[Start of section]

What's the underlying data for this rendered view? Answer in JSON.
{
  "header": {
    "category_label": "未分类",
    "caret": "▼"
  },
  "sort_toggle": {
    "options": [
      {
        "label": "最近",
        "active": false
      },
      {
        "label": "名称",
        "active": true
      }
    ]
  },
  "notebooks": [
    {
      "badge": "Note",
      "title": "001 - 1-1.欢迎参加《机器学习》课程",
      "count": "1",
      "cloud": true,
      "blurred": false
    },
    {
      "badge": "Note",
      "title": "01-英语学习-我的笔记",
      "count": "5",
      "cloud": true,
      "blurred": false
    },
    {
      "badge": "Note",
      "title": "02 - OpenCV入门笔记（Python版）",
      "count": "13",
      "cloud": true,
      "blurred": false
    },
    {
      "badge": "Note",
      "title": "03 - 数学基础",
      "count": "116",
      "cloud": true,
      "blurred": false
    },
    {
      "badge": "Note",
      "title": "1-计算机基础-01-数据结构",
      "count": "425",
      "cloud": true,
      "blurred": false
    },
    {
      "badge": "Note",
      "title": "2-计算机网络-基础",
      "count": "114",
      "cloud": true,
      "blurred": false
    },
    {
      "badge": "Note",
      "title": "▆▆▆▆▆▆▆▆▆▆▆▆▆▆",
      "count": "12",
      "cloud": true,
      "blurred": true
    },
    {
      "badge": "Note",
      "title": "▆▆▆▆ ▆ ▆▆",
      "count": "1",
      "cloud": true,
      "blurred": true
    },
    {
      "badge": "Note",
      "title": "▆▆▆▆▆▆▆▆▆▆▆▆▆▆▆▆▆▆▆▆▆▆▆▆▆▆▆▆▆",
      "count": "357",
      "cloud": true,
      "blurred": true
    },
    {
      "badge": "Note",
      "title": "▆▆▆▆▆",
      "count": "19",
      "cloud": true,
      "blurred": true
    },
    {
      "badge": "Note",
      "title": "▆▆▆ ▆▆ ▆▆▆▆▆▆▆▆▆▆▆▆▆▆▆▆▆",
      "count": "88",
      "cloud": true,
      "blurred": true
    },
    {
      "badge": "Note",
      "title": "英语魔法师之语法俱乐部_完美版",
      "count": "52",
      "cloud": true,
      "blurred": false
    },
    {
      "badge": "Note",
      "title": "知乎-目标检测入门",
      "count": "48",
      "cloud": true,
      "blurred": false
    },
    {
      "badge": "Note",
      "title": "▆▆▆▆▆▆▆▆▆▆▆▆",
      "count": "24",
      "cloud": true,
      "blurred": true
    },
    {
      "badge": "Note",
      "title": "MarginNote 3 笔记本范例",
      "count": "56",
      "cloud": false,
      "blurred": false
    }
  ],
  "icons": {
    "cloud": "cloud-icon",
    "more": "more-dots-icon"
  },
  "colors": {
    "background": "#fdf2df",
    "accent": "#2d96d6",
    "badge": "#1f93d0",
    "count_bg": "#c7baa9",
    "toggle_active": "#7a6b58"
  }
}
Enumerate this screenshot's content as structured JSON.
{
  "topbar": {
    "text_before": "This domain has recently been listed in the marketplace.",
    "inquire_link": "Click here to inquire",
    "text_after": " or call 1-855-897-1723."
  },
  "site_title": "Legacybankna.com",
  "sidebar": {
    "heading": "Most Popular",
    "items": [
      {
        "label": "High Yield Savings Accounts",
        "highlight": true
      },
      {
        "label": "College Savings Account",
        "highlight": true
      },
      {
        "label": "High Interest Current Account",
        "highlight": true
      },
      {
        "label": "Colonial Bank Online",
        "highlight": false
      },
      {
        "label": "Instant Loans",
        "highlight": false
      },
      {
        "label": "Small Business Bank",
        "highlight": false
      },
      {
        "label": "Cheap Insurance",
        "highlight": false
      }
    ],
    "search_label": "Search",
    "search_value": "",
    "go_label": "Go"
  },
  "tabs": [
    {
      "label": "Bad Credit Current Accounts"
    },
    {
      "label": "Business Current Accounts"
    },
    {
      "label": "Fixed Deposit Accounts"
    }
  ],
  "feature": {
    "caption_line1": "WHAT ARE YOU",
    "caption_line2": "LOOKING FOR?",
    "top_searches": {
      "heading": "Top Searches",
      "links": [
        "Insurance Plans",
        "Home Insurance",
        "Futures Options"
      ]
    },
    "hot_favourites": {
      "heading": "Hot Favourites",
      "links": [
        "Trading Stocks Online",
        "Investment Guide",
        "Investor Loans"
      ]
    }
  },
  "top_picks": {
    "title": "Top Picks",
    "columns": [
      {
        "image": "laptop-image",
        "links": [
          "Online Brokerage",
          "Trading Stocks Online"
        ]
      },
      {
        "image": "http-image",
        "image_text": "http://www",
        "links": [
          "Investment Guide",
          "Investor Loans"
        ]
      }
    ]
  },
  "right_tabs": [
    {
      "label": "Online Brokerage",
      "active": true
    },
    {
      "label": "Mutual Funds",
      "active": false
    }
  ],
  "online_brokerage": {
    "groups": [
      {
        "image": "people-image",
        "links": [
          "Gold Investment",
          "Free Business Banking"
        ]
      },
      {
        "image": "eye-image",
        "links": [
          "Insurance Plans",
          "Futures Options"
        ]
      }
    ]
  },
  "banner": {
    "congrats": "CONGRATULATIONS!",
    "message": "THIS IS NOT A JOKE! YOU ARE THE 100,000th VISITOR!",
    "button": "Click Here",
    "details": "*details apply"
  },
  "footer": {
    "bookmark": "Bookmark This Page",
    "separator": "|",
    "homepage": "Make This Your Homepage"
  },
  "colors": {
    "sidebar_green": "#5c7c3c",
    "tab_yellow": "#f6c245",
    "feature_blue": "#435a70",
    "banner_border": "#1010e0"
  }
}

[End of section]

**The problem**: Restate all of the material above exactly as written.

**Written answer**:
What's the underlying data for this rendered view? Answer in JSON.
{
  "header": {
    "category_label": "未分类",
    "caret": "▼"
  },
  "sort_toggle": {
    "options": [
      {
        "label": "最近",
        "active": false
      },
      {
        "label": "名称",
        "active": true
      }
    ]
  },
  "notebooks": [
    {
      "badge": "Note",
      "title": "001 - 1-1.欢迎参加《机器学习》课程",
      "count": "1",
      "cloud": true,
      "blurred": false
    },
    {
      "badge": "Note",
      "title": "01-英语学习-我的笔记",
      "count": "5",
      "cloud": true,
      "blurred": false
    },
    {
      "badge": "Note",
      "title": "02 - OpenCV入门笔记（Python版）",
      "count": "13",
      "cloud": true,
      "blurred": false
    },
    {
      "badge": "Note",
      "title": "03 - 数学基础",
      "count": "116",
      "cloud": true,
      "blurred": false
    },
    {
      "badge": "Note",
      "title": "1-计算机基础-01-数据结构",
      "count": "425",
      "cloud": true,
      "blurred": false
    },
    {
      "badge": "Note",
      "title": "2-计算机网络-基础",
      "count": "114",
      "cloud": true,
      "blurred": false
    },
    {
      "badge": "Note",
      "title": "▆▆▆▆▆▆▆▆▆▆▆▆▆▆",
      "count": "12",
      "cloud": true,
      "blurred": true
    },
    {
      "badge": "Note",
      "title": "▆▆▆▆ ▆ ▆▆",
      "count": "1",
      "cloud": true,
      "blurred": true
    },
    {
      "badge": "Note",
      "title": "▆▆▆▆▆▆▆▆▆▆▆▆▆▆▆▆▆▆▆▆▆▆▆▆▆▆▆▆▆",
      "count": "357",
      "cloud": true,
      "blurred": true
    },
    {
      "badge": "Note",
      "title": "▆▆▆▆▆",
      "count": "19",
      "cloud": true,
      "blurred": true
    },
    {
      "badge": "Note",
      "title": "▆▆▆ ▆▆ ▆▆▆▆▆▆▆▆▆▆▆▆▆▆▆▆▆",
      "count": "88",
      "cloud": true,
      "blurred": true
    },
    {
      "badge": "Note",
      "title": "英语魔法师之语法俱乐部_完美版",
      "count": "52",
      "cloud": true,
      "blurred": false
    },
    {
      "badge": "Note",
      "title": "知乎-目标检测入门",
      "count": "48",
      "cloud": true,
      "blurred": false
    },
    {
      "badge": "Note",
      "title": "▆▆▆▆▆▆▆▆▆▆▆▆",
      "count": "24",
      "cloud": true,
      "blurred": true
    },
    {
      "badge": "Note",
      "title": "MarginNote 3 笔记本范例",
      "count": "56",
      "cloud": false,
      "blurred": false
    }
  ],
  "icons": {
    "cloud": "cloud-icon",
    "more": "more-dots-icon"
  },
  "colors": {
    "background": "#fdf2df",
    "accent": "#2d96d6",
    "badge": "#1f93d0",
    "count_bg": "#c7baa9",
    "toggle_active": "#7a6b58"
  }
}
Enumerate this screenshot's content as structured JSON.
{
  "topbar": {
    "text_before": "This domain has recently been listed in the marketplace.",
    "inquire_link": "Click here to inquire",
    "text_after": " or call 1-855-897-1723."
  },
  "site_title": "Legacybankna.com",
  "sidebar": {
    "heading": "Most Popular",
    "items": [
      {
        "label": "High Yield Savings Accounts",
        "highlight": true
      },
      {
        "label": "College Savings Account",
        "highlight": true
      },
      {
        "label": "High Interest Current Account",
        "highlight": true
      },
      {
        "label": "Colonial Bank Online",
        "highlight": false
      },
      {
        "label": "Instant Loans",
        "highlight": false
      },
      {
        "label": "Small Business Bank",
        "highlight": false
      },
      {
        "label": "Cheap Insurance",
        "highlight": false
      }
    ],
    "search_label": "Search",
    "search_value": "",
    "go_label": "Go"
  },
  "tabs": [
    {
      "label": "Bad Credit Current Accounts"
    },
    {
      "label": "Business Current Accounts"
    },
    {
      "label": "Fixed Deposit Accounts"
    }
  ],
  "feature": {
    "caption_line1": "WHAT ARE YOU",
    "caption_line2": "LOOKING FOR?",
    "top_searches": {
      "heading": "Top Searches",
      "links": [
        "Insurance Plans",
        "Home Insurance",
        "Futures Options"
      ]
    },
    "hot_favourites": {
      "heading": "Hot Favourites",
      "links": [
        "Trading Stocks Online",
        "Investment Guide",
        "Investor Loans"
      ]
    }
  },
  "top_picks": {
    "title": "Top Picks",
    "columns": [
      {
        "image": "laptop-image",
        "links": [
          "Online Brokerage",
          "Trading Stocks Online"
        ]
      },
      {
        "image": "http-image",
        "image_text": "http://www",
        "links": [
          "Investment Guide",
          "Investor Loans"
        ]
      }
    ]
  },
  "right_tabs": [
    {
      "label": "Online Brokerage",
      "active": true
    },
    {
      "label": "Mutual Funds",
      "active": false
    }
  ],
  "online_brokerage": {
    "groups": [
      {
        "image": "people-image",
        "links": [
          "Gold Investment",
          "Free Business Banking"
        ]
      },
      {
        "image": "eye-image",
        "links": [
          "Insurance Plans",
          "Futures Options"
        ]
      }
    ]
  },
  "banner": {
    "congrats": "CONGRATULATIONS!",
    "message": "THIS IS NOT A JOKE! YOU ARE THE 100,000th VISITOR!",
    "button": "Click Here",
    "details": "*details apply"
  },
  "footer": {
    "bookmark": "Bookmark This Page",
    "separator": "|",
    "homepage": "Make This Your Homepage"
  },
  "colors": {
    "sidebar_green": "#5c7c3c",
    "tab_yellow": "#f6c245",
    "feature_blue": "#435a70",
    "banner_border": "#1010e0"
  }
}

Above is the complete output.